Philadelphia has a street trash problem that is being mislabeled as a litter problem. We all understand litter, the soda bottle, snack food wrapper that is tossed on the sidewalk. Unfortunately we tend to use litter for all “street trash”, both gross illegal dumping and the extraneous snack food wrapper.
I have started using street trash to label all street-sidewalk-vacant lot-park space debris, including tires, TVs, mattresses, bulky items-furniture, residential trash as well as the pedestrian snack food droppings. All is trash, all has wound up in our common space, hence the term street trash.
Here are several Philadelphia 311 illegal dumping service request photos taken from the 311 OpenDataPhilly website (link) on Monday, February 6, 2017.
Big Belly overflowing with trash. Notice plastic bag with happy face next to Big Belly.
Excess trash will eventually fall to sidewalk.
Illegal Dumping -bags of trash may rip,spill, and scatter over a wide area, appearing to be “litter” when it is actually trash.
Illegal Dumping – bags will rip and scatter trash, appearing to be “litter”
Street Litter – where did it come from? Was it dropped by pedestrian or dumped in a bag that ripped and spill trash?
Street Litter – looks like residential trash bag opened and spilled
We will only have clean streets when we address and begin to control our illegal dumping crisis. Much of what we call litter actually start as bags of residential trash that are placed on a sidewalk by someone unwilling to wait until the next trash day.
Let’s start to call all dumpers by their right name, DUMPERS. An old mattress or soda bottle tossed on the sidewalk comes from the same thoughtless behavior. We need to go after all dumpers, big and small.
Philadelphia’s Zero Waste & Litter Cabinet (link, link) is a great opportunity for Philadelphia to begin to control out waste & trash future. It is absolutely critical that we recognize the importance of illegal dumping in litter efforts. We need to tackle both illegal dumping and litter to get our streets to the cleanliness level that we want.
Philadelphia has a litter problem that causes water pollution problems in our local creeks, Schuylkill and Delaware Rivers as well as Delaware bay and Atlantic Ocean. Click this image to see how much litter accumulates in 95 feet of Philadelphia streets.
This litter photo survey was taken in the 6100 block of E Godfrey street near Adams Ave & Cresentville Road on 9/9/14.

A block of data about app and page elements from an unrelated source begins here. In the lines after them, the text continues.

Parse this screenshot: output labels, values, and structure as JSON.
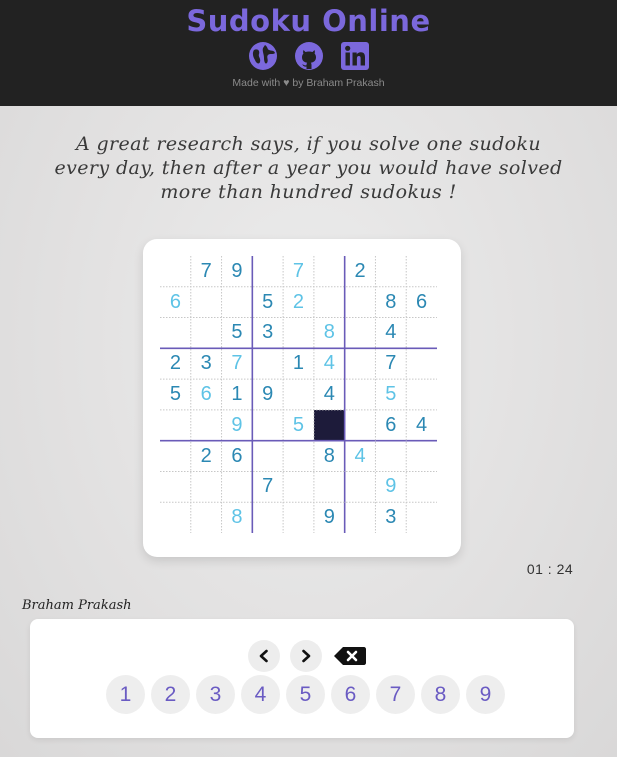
{
  "header": {
    "title": "Sudoku Online",
    "icons": [
      "globe-icon",
      "github-icon",
      "linkedin-icon"
    ],
    "made_with_prefix": "Made with",
    "made_with_suffix": "by Braham Prakash"
  },
  "quote": {
    "line1": "A great research says, if you solve one sudoku",
    "line2": "every day, then after a year you would have solved",
    "line3": "more than hundred sudokus !"
  },
  "board": {
    "selected": [
      5,
      5
    ],
    "rows": [
      [
        {
          "v": ""
        },
        {
          "v": "7",
          "t": "g"
        },
        {
          "v": "9",
          "t": "g"
        },
        {
          "v": ""
        },
        {
          "v": "7",
          "t": "u"
        },
        {
          "v": ""
        },
        {
          "v": "2",
          "t": "g"
        },
        {
          "v": ""
        },
        {
          "v": ""
        }
      ],
      [
        {
          "v": "6",
          "t": "u"
        },
        {
          "v": ""
        },
        {
          "v": ""
        },
        {
          "v": "5",
          "t": "g"
        },
        {
          "v": "2",
          "t": "u"
        },
        {
          "v": ""
        },
        {
          "v": ""
        },
        {
          "v": "8",
          "t": "g"
        },
        {
          "v": "6",
          "t": "g"
        }
      ],
      [
        {
          "v": ""
        },
        {
          "v": ""
        },
        {
          "v": "5",
          "t": "g"
        },
        {
          "v": "3",
          "t": "g"
        },
        {
          "v": ""
        },
        {
          "v": "8",
          "t": "u"
        },
        {
          "v": ""
        },
        {
          "v": "4",
          "t": "g"
        },
        {
          "v": ""
        }
      ],
      [
        {
          "v": "2",
          "t": "g"
        },
        {
          "v": "3",
          "t": "g"
        },
        {
          "v": "7",
          "t": "u"
        },
        {
          "v": ""
        },
        {
          "v": "1",
          "t": "g"
        },
        {
          "v": "4",
          "t": "u"
        },
        {
          "v": ""
        },
        {
          "v": "7",
          "t": "g"
        },
        {
          "v": ""
        }
      ],
      [
        {
          "v": "5",
          "t": "g"
        },
        {
          "v": "6",
          "t": "u"
        },
        {
          "v": "1",
          "t": "g"
        },
        {
          "v": "9",
          "t": "g"
        },
        {
          "v": ""
        },
        {
          "v": "4",
          "t": "g"
        },
        {
          "v": ""
        },
        {
          "v": "5",
          "t": "u"
        },
        {
          "v": ""
        }
      ],
      [
        {
          "v": ""
        },
        {
          "v": ""
        },
        {
          "v": "9",
          "t": "u"
        },
        {
          "v": ""
        },
        {
          "v": "5",
          "t": "u"
        },
        {
          "v": ""
        },
        {
          "v": ""
        },
        {
          "v": "6",
          "t": "g"
        },
        {
          "v": "4",
          "t": "g"
        }
      ],
      [
        {
          "v": ""
        },
        {
          "v": "2",
          "t": "g"
        },
        {
          "v": "6",
          "t": "g"
        },
        {
          "v": ""
        },
        {
          "v": ""
        },
        {
          "v": "8",
          "t": "g"
        },
        {
          "v": "4",
          "t": "u"
        },
        {
          "v": ""
        },
        {
          "v": ""
        }
      ],
      [
        {
          "v": ""
        },
        {
          "v": ""
        },
        {
          "v": ""
        },
        {
          "v": "7",
          "t": "g"
        },
        {
          "v": ""
        },
        {
          "v": ""
        },
        {
          "v": ""
        },
        {
          "v": "9",
          "t": "u"
        },
        {
          "v": ""
        }
      ],
      [
        {
          "v": ""
        },
        {
          "v": ""
        },
        {
          "v": "8",
          "t": "u"
        },
        {
          "v": ""
        },
        {
          "v": ""
        },
        {
          "v": "9",
          "t": "g"
        },
        {
          "v": ""
        },
        {
          "v": "3",
          "t": "g"
        },
        {
          "v": ""
        }
      ]
    ]
  },
  "timer": "01 : 24",
  "author": "Braham Prakash",
  "controls": {
    "nav_icons": [
      "chevron-left-icon",
      "chevron-right-icon",
      "backspace-icon"
    ],
    "numbers": [
      "1",
      "2",
      "3",
      "4",
      "5",
      "6",
      "7",
      "8",
      "9"
    ]
  },
  "colors": {
    "header_bg": "#222222",
    "title": "#7b68dc",
    "given_digit": "#2b88b3",
    "user_digit": "#5ec3e6",
    "selected_cell": "#1d1b3a",
    "box_line": "#6a5bb8",
    "number_button_text": "#6a5bc3"
  }
}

I counted 155 pieces of litter in this 95 foot stretch of E Godfrey St. Count them yourself and see how many pieces you find.
This map shows the extent of my 4/1/14 photo trash tour of the Tacony – Frankford Creek from E Wyoming Ave to Castor Ave.
View the slide show by clicking on any image.
To view the tour as a pdf, click this link.
Microsoft has released a new version of Photosynth that significantly improves photo documentation of creek trash. I took my digital camera to Rock Creek, a small tributary of the Tookany – Tacony Creek to see how if Photosynth can be used to document creek trash in small creeks. The answer is YES!.
Here are links to several Rock Creek Photosynths that show the power of this tool in documenting creek conditions.
- Rock Creek just upstream of Washington Lane Bridge (link)
- Icicles Along Rock Creek (link)
- Rock Creek Trash Tour Below MH2 (link)
- Trash Tour below Cheltenham Storm Sewer Outfall (link)
- Rock Creek Trash Tour Below PWD’s CSO T-01 (link)
Photosynth’s Walk mode lets you “glide” from photo to photo along the creek as if you were flying. You can stop the auto advance and move forward – reverse at your own pace.You can zoom and pan to see the creek litter or others of interest. This tool takes litter photography to a whole new level.
Rock Creek Below PWD’s T-01 Outfall by KellyOday on Photosynth
Example of Rock Creek Trash Captured in 3D with Photosynth